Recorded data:
####

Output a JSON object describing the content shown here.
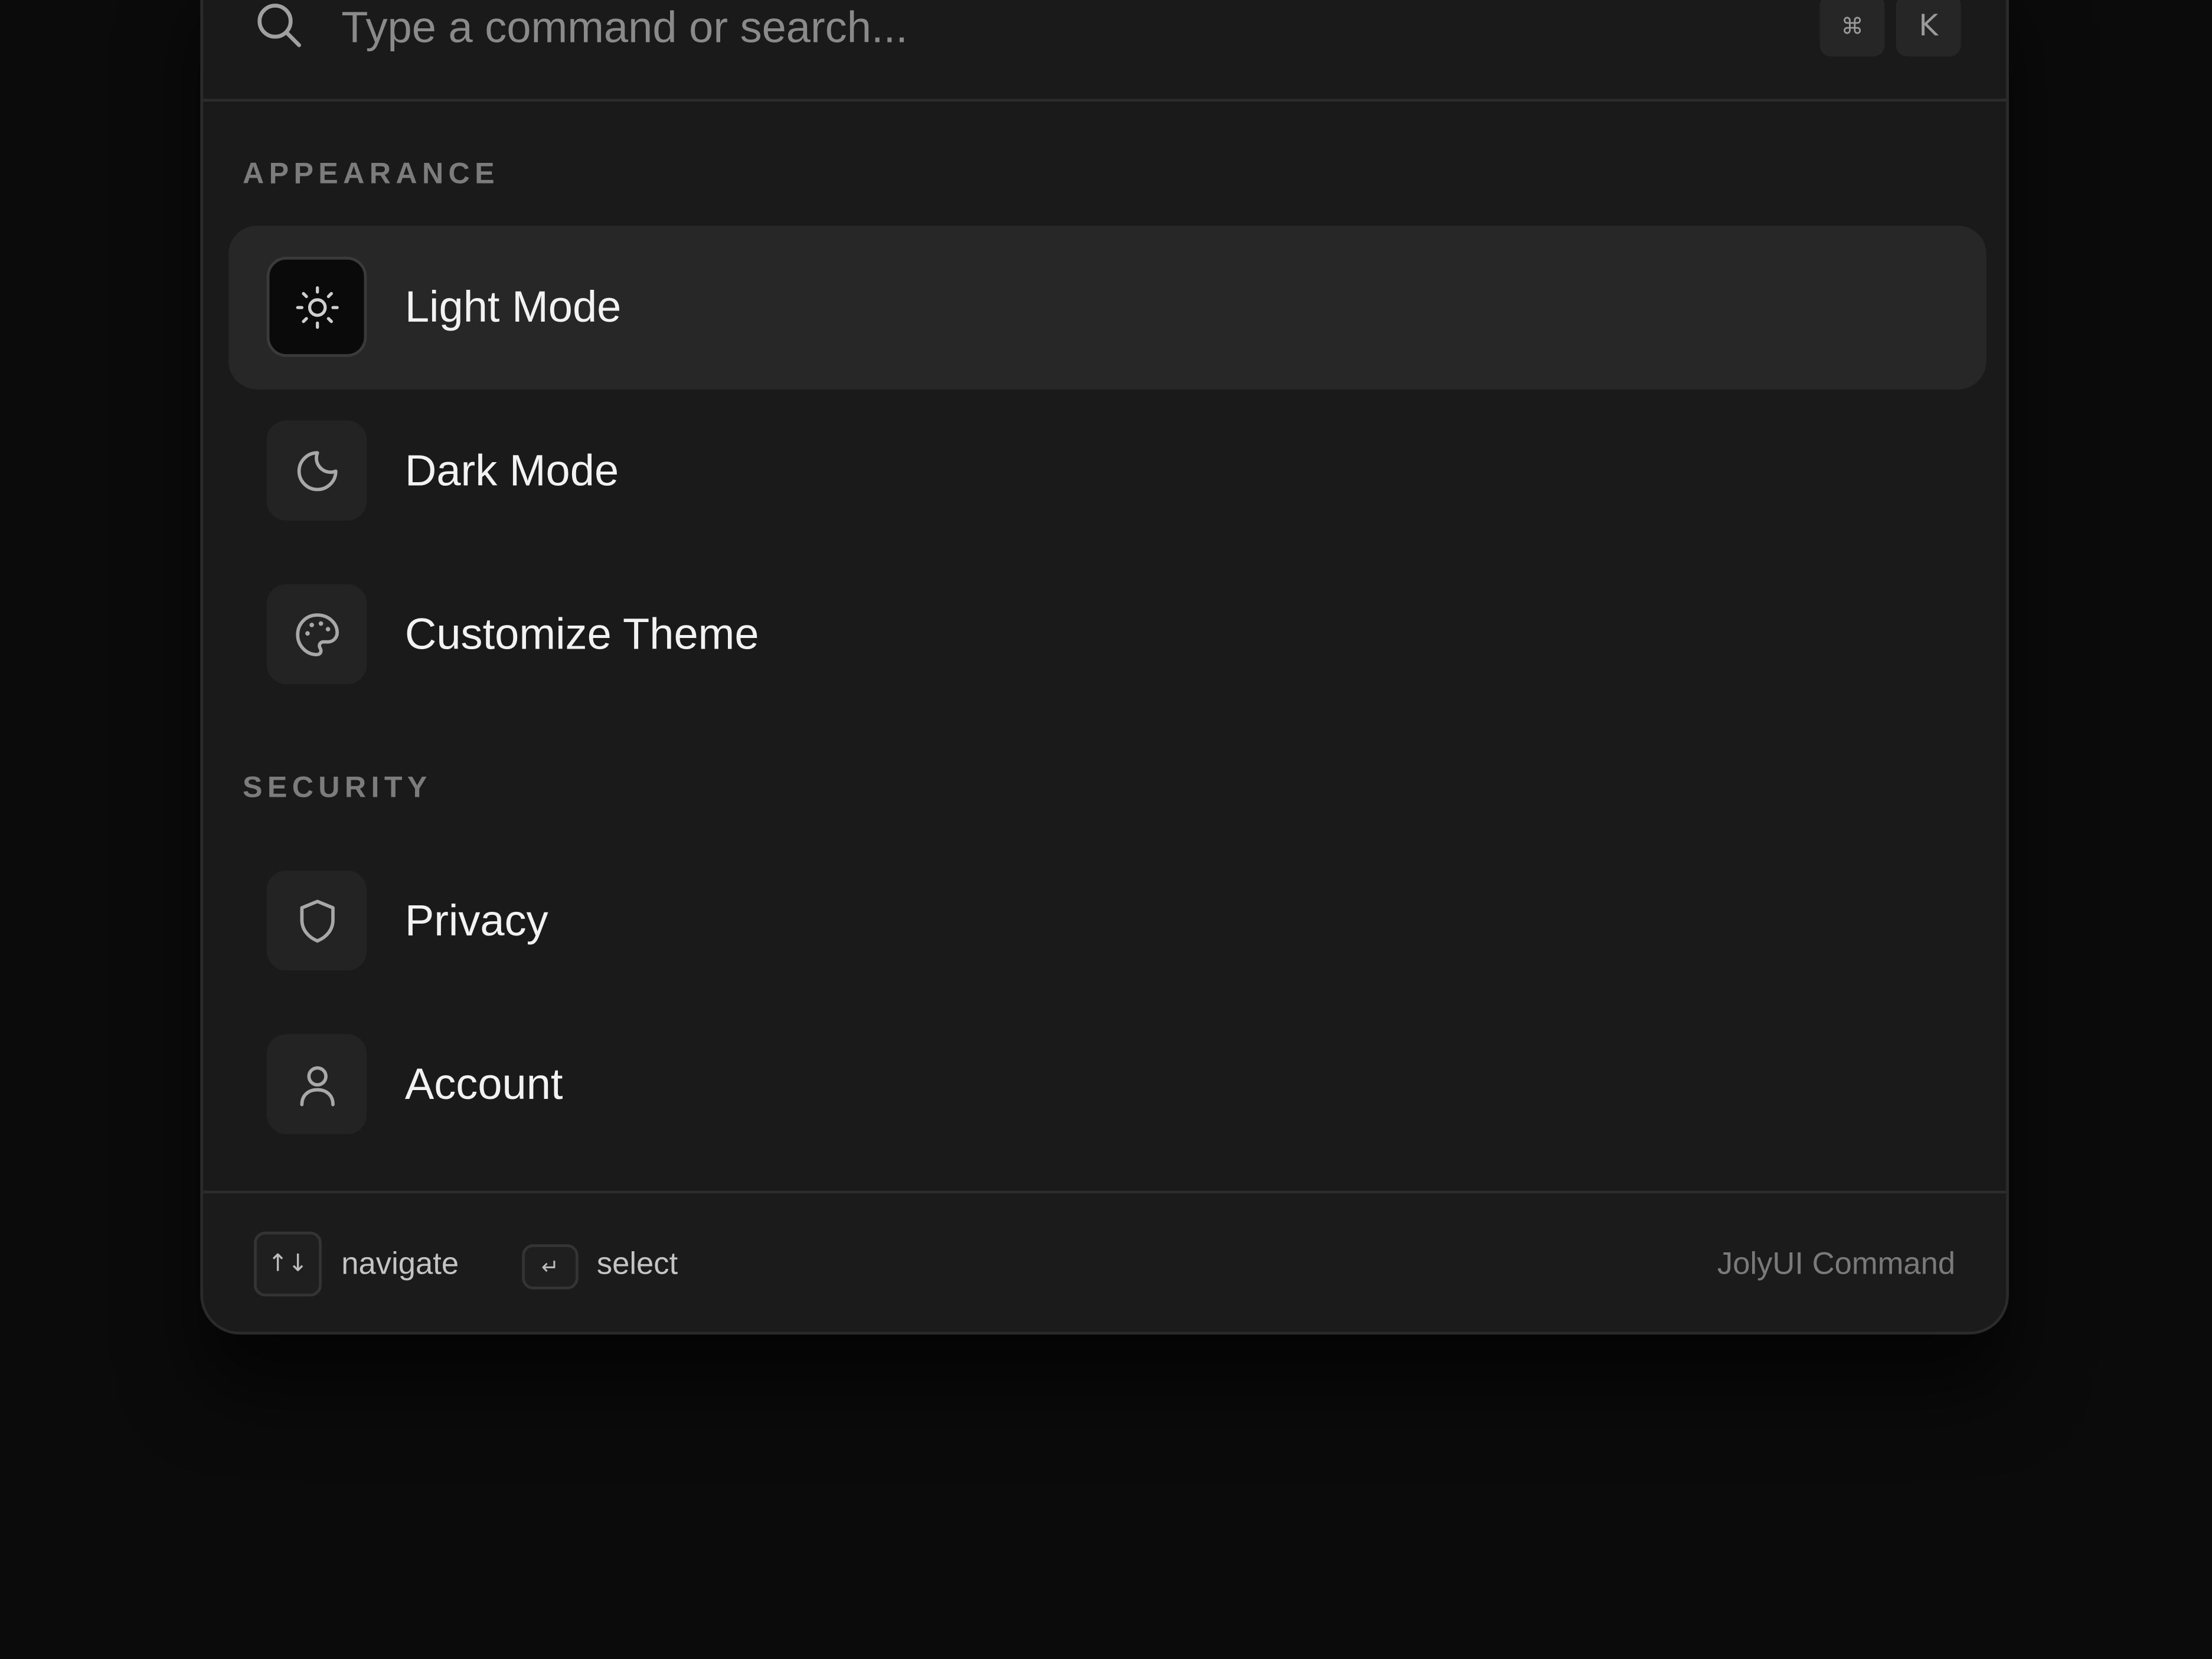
{
  "search": {
    "placeholder": "Type a command or search...",
    "shortcut": [
      "⌘",
      "K"
    ]
  },
  "groups": [
    {
      "heading": "APPEARANCE",
      "items": [
        {
          "label": "Light Mode",
          "icon": "sun-icon",
          "active": true
        },
        {
          "label": "Dark Mode",
          "icon": "moon-icon",
          "active": false
        },
        {
          "label": "Customize Theme",
          "icon": "palette-icon",
          "active": false
        }
      ]
    },
    {
      "heading": "SECURITY",
      "items": [
        {
          "label": "Privacy",
          "icon": "shield-icon",
          "active": false
        },
        {
          "label": "Account",
          "icon": "user-icon",
          "active": false
        }
      ]
    }
  ],
  "footer": {
    "navigate_keys": "↑↓",
    "navigate_label": "navigate",
    "select_key": "↵",
    "select_label": "select",
    "brand": "JolyUI Command"
  },
  "colors": {
    "background": "#0b0b0b",
    "panel": "#1a1a1a",
    "active_item": "#272727",
    "text": "#f2f2f2",
    "muted": "#7c7c7c"
  }
}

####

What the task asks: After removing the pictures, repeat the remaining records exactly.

Answer to the exercise:
Output a JSON object describing the content shown here.
{
  "search": {
    "placeholder": "Type a command or search...",
    "shortcut": [
      "⌘",
      "K"
    ]
  },
  "groups": [
    {
      "heading": "APPEARANCE",
      "items": [
        {
          "label": "Light Mode",
          "icon": "sun-icon",
          "active": true
        },
        {
          "label": "Dark Mode",
          "icon": "moon-icon",
          "active": false
        },
        {
          "label": "Customize Theme",
          "icon": "palette-icon",
          "active": false
        }
      ]
    },
    {
      "heading": "SECURITY",
      "items": [
        {
          "label": "Privacy",
          "icon": "shield-icon",
          "active": false
        },
        {
          "label": "Account",
          "icon": "user-icon",
          "active": false
        }
      ]
    }
  ],
  "footer": {
    "navigate_keys": "↑↓",
    "navigate_label": "navigate",
    "select_key": "↵",
    "select_label": "select",
    "brand": "JolyUI Command"
  },
  "colors": {
    "background": "#0b0b0b",
    "panel": "#1a1a1a",
    "active_item": "#272727",
    "text": "#f2f2f2",
    "muted": "#7c7c7c"
  }
}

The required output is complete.